There are numerous reports and videos about a large fireball that made landfall in Russia on February 15th, 2013. Information and videos are still being collected. Here's some video of this spectacular event:

The blast from this object caused a lot of damage, but it was nothing compared to the 1908 explosion over Siberia:
"Extraordinary claims require extraordinary evidence."--Carl Sagan


Thanks Brian.
Those were interesting.  :o
Sounds interesting...Go on.

PPI Debra

Last night there were reports of a fireball over Northern and Central California.
I'll see if I can find an article about it.

Here's one from
"If you're after gettin' the honey, don't go killin' all the bees." -Joe Strummer

PPI Debra

The the meteor over Russia has been re-evaluated as stronger than initially thought:

"The new estimates, based on additional readings from a sensor network built to detect nuclear blasts, suggest the meteor released the energy equivalent of nearly 500 kilotons of TNT. That's about 30 times the power of the Hiroshima atomic bomb."
"If you're after gettin' the honey, don't go killin' all the bees." -Joe Strummer

PPI Brian

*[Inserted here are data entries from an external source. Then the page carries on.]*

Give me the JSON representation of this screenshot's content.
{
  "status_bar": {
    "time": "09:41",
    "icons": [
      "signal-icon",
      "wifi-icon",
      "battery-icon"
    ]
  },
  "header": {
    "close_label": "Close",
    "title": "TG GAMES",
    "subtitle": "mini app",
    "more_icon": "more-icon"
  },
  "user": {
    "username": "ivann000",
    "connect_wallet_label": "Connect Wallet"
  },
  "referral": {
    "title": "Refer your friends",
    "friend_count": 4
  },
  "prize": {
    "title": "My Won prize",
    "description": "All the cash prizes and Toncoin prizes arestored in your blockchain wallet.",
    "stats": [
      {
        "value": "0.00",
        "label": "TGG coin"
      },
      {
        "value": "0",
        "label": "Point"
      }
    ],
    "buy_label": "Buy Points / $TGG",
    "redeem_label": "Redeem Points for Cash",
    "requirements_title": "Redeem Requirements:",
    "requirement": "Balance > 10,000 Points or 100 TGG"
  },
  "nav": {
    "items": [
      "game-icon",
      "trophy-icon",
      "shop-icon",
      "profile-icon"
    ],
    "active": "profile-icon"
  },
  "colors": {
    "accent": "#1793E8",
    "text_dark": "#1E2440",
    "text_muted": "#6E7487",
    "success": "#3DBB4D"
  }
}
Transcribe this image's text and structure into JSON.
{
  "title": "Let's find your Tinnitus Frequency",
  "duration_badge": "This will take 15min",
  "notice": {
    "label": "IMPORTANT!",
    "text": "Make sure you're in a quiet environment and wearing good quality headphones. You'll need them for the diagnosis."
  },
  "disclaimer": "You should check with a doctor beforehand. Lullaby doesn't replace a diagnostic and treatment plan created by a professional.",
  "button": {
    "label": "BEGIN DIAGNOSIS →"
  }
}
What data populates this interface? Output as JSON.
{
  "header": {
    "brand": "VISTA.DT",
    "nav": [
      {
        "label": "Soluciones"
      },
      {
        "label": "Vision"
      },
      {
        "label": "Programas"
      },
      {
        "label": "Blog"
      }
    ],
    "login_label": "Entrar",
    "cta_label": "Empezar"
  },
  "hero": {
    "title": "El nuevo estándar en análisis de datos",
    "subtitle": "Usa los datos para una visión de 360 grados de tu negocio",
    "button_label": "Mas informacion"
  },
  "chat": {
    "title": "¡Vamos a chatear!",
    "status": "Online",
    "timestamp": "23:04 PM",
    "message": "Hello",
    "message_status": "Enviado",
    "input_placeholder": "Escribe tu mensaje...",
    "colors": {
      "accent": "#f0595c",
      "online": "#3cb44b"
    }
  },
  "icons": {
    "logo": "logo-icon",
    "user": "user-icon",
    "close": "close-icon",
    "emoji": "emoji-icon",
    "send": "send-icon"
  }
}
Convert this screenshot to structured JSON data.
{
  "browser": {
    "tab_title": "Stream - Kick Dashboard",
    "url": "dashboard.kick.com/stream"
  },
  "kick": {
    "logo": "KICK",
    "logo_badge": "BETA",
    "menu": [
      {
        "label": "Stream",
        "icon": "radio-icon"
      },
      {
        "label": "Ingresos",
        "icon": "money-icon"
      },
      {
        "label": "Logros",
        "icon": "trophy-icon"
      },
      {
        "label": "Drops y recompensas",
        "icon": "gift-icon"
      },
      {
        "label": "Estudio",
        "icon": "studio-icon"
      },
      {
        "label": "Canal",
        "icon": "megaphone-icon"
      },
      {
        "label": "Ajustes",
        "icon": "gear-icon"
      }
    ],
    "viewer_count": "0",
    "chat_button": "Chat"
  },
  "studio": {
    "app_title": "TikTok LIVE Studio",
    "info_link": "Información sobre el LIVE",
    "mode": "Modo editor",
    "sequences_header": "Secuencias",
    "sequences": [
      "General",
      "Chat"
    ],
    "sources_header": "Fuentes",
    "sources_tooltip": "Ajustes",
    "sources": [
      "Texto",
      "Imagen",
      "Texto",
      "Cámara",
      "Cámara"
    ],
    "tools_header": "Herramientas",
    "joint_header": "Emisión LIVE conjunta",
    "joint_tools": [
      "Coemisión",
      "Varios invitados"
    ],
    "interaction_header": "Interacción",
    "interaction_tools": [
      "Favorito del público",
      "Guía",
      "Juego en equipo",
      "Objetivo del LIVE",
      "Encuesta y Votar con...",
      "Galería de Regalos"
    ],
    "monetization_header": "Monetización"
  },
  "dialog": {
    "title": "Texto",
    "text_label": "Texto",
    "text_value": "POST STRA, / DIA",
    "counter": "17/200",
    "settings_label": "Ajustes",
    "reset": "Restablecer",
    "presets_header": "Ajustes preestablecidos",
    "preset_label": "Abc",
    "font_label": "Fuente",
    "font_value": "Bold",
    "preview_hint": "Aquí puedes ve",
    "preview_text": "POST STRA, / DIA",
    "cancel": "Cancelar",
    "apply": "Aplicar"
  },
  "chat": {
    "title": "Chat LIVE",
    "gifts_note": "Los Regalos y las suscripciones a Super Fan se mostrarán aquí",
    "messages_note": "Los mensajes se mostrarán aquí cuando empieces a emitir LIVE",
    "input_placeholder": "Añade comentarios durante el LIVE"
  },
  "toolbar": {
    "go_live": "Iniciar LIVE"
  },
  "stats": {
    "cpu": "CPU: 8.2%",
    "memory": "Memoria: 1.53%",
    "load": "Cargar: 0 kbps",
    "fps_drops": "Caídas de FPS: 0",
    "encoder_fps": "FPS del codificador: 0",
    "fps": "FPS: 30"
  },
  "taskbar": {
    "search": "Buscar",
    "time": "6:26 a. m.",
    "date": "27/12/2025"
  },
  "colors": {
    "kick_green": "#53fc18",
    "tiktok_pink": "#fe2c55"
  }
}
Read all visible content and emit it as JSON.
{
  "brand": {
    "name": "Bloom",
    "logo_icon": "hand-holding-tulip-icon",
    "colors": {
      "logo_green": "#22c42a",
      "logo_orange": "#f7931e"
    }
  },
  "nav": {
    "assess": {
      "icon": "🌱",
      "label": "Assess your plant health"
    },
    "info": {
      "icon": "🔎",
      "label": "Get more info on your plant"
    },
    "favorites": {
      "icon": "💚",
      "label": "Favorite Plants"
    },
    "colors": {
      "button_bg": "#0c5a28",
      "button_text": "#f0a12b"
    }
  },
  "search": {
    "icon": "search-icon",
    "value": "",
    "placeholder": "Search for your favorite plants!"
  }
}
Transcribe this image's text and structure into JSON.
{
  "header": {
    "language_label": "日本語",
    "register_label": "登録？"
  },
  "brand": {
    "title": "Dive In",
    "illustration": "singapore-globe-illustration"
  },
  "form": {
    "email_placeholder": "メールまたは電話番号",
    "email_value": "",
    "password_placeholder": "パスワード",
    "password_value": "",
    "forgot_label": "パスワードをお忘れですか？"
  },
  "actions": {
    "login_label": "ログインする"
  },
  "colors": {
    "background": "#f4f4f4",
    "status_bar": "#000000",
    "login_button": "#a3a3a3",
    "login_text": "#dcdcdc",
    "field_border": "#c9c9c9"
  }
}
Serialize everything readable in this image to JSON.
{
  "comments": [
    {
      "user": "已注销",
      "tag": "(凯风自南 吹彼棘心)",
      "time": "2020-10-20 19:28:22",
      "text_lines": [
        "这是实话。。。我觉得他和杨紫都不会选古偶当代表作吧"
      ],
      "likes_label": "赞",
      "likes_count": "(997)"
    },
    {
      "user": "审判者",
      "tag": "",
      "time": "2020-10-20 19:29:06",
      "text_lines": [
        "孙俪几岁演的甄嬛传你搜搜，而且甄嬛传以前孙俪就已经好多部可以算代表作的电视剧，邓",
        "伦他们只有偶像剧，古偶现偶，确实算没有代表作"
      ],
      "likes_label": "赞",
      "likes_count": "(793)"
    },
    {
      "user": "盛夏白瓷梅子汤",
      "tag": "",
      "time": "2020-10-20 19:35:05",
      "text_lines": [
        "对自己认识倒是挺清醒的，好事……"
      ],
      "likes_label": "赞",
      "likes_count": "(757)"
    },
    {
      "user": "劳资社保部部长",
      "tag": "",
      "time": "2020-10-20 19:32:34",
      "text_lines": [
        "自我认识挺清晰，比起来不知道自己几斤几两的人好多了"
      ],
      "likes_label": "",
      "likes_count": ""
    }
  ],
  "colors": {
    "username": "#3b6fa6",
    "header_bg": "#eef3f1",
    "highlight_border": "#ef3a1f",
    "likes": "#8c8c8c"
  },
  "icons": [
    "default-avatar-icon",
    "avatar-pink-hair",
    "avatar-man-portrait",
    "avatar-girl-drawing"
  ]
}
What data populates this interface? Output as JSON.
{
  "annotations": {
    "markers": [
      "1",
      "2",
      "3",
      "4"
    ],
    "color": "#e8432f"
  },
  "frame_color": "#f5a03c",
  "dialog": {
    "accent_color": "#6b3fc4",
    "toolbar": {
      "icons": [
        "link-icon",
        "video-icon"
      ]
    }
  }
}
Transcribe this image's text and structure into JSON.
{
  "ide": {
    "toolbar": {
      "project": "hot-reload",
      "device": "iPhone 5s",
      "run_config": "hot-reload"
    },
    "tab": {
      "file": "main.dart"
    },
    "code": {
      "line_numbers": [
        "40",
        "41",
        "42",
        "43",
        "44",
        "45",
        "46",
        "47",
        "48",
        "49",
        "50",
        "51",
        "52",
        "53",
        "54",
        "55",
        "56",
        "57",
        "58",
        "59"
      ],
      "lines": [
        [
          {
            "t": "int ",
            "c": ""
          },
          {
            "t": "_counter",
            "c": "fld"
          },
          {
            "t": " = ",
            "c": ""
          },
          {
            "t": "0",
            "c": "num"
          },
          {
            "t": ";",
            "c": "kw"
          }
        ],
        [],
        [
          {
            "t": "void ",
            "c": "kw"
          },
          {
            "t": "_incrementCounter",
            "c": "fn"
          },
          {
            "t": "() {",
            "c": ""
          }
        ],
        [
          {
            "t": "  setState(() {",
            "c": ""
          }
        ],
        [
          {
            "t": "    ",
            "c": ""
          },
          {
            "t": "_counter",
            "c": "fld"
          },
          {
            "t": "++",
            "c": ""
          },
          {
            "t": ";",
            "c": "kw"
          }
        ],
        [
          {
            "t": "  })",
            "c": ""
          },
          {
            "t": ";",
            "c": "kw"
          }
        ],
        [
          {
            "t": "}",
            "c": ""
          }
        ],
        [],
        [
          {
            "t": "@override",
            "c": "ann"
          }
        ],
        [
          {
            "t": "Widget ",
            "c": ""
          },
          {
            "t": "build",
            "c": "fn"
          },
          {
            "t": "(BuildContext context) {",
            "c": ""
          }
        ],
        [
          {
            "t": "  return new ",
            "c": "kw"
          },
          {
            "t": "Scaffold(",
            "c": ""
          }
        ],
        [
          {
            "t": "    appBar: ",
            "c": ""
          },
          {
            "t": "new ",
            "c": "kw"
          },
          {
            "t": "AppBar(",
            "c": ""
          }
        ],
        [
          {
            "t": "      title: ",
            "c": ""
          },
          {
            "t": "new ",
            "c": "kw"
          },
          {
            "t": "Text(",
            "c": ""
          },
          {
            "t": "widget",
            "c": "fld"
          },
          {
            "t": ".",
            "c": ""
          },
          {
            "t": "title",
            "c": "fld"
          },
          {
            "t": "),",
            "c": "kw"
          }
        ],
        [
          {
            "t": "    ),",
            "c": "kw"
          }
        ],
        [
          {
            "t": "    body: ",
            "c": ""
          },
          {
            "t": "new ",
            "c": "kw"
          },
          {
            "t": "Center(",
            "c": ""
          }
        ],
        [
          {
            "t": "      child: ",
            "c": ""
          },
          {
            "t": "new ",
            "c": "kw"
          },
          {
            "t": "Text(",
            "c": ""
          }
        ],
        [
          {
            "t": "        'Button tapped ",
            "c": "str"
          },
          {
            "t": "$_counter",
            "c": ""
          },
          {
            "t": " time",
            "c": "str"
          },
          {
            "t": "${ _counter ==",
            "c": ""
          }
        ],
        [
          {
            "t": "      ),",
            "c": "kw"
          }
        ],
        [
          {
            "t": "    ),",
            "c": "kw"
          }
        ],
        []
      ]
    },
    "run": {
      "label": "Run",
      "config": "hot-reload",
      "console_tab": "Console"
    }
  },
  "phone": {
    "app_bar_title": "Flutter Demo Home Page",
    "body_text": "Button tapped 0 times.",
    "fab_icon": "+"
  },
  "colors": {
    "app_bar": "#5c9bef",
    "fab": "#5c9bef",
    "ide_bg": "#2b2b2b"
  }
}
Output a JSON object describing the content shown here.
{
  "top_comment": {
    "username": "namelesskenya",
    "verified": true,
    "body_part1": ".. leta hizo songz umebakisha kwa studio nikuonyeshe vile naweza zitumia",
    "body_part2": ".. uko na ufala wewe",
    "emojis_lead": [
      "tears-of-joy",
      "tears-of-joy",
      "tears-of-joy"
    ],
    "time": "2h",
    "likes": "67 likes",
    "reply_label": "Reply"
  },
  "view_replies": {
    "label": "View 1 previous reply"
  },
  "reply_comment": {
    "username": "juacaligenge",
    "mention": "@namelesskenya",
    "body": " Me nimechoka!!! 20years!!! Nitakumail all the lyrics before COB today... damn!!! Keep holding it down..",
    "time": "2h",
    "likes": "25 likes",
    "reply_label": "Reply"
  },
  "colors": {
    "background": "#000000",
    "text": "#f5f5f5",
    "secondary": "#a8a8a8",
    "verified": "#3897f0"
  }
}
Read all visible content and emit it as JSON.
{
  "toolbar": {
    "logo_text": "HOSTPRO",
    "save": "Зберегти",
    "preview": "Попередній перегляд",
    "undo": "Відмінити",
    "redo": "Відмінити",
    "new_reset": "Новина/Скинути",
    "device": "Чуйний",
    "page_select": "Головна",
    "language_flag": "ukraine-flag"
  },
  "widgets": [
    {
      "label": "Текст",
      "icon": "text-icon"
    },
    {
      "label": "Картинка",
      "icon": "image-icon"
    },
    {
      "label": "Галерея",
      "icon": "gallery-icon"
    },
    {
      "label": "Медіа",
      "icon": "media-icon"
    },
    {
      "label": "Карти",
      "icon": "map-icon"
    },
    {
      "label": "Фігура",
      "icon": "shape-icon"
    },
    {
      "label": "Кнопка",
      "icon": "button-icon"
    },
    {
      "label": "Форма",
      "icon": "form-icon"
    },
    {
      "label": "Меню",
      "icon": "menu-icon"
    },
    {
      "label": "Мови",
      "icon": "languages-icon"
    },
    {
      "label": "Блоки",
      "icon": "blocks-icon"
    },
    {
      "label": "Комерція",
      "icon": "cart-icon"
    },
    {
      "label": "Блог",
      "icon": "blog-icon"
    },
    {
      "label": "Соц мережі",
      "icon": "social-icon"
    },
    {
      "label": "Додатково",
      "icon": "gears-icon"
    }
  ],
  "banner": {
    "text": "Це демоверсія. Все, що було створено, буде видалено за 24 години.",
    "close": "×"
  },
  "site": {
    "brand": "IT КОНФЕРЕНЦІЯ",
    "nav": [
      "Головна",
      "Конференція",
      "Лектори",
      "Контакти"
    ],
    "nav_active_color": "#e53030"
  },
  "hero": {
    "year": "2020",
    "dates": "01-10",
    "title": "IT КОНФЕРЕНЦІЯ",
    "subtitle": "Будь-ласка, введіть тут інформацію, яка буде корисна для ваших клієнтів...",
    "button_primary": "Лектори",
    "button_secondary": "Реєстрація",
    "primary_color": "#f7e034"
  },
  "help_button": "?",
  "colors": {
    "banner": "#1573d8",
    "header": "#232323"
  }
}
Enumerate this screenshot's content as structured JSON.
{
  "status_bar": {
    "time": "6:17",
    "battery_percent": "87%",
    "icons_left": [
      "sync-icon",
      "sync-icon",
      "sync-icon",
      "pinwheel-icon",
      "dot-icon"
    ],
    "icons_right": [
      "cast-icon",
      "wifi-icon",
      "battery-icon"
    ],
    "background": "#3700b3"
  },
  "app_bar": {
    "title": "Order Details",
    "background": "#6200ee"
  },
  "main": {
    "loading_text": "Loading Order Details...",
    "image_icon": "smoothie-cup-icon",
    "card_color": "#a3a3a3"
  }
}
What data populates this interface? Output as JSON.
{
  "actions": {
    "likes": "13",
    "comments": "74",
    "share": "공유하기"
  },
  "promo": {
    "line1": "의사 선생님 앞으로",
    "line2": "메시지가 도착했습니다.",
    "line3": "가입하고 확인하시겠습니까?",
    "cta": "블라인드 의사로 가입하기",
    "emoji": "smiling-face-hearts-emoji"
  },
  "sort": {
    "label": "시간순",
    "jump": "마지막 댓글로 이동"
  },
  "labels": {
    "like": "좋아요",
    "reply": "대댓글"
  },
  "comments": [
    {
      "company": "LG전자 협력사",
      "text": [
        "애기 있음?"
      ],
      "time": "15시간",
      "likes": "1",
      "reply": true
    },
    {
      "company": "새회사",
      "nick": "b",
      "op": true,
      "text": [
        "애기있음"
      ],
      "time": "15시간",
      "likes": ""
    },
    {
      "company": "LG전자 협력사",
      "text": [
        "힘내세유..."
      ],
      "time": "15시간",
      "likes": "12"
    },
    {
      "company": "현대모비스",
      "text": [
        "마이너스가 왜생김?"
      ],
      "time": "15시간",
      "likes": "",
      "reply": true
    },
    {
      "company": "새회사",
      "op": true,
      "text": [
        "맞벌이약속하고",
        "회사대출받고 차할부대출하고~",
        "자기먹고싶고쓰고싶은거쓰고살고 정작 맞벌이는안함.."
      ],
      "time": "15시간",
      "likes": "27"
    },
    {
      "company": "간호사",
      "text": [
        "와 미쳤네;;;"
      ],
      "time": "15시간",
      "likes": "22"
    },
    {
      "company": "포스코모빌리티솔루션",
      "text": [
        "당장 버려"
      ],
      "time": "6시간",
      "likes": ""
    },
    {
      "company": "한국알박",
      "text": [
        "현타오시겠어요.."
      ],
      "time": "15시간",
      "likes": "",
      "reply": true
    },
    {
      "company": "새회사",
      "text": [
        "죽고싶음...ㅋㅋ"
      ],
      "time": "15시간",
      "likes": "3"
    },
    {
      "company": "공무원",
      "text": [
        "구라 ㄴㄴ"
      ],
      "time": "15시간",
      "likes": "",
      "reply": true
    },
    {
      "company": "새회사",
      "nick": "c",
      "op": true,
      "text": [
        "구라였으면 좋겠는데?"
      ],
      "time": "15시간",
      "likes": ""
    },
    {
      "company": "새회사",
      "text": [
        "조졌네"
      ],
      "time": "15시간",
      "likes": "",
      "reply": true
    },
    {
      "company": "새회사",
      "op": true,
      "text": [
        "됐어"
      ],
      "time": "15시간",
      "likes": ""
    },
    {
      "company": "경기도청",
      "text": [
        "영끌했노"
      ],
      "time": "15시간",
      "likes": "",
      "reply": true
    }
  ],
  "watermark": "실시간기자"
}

Absolutely amazing. Thankfully it exploded 15 miles above the ground (79,000 feet), instead of close to the ground. It would have been a lot worse.

I've been fascinated by the eye witness video of the event on YouTube. The sonic boom hit two and a half minutes after the fireball exploded in the sky, catching everyone off guard. I think that's why so many people were injured... they went outside to look at the train in the sky and then the shock wave blew out the windows, spraying them with broken glass. Another thing that surprised me was the fact there wasn't just one sonic boom, but a dozen. It sounded like the finale from a fireworks display.
"Extraordinary claims require extraordinary evidence."--Carl Sagan


Thanks for sharing all the links and clips !

PPI Brian

Here's an update regarding this extraordinary astronomical event from the American Meteor Society:For basic information about fireball meteors please see the fireball FAQ.

Lastest News
From NASA Community Facebook Page

New information provided by a worldwide network of sensors has allowed scientists to refine their estimates for the size of the object that entered that atmosphere and disintegrated in the skies over Chelyabinsk, Russia, at 7:20:26 p.m. PST, or 10:20:26 p.m. EST on Feb. 14 (3:20:26 UTC on Feb. 15).

The estimated size of the object, prior to entering Earth?s atmosphere, has been revised upward from 49 feet (15 meters) to 55 feet (17 meters), and its estimated mass has increased from 7,000 to 10,000 tons. Also, the estimate for energy released during the event has increased by 30 kilotons to nearly 500 kilotons of energy released. These new estimates were generated using new data that had been collected by five additional infrasound stations located around the world ? the first recording the event being in Alaska, over 6,500 kilometers away from Chelyabinsk. The infrasound data indicates that the event, from atmospheric entry to the meteor?s airborne disintegration took 32.5 seconds. The calculations using the infrasound data were performed by Peter Brown at the University of Western Ontario, Canada.

?We would expect an event of this magnitude to occur once every 100 years on average,? said Paul Chodas of NASA?s Near-Earth Object Program Office at the Jet Propulsion Laboratory in Pasadena, Calif. ?When you have a fireball of this size we would expect a large number of meteorites to reach the surface and in this case there were probably some large ones.?

The trajectory of the Russia meteor was significantly different than the trajectory of the asteroid 2012 DA14, which hours later made its flyby of Earth, making it a completely unrelated object. The Russia meteor is the largest reported since 1908, when a meteor hit Tunguska, Siberia.

Here's a link to a report describing a Tanguska sized event happening above a populated area:
"Extraordinary claims require extraordinary evidence."--Carl Sagan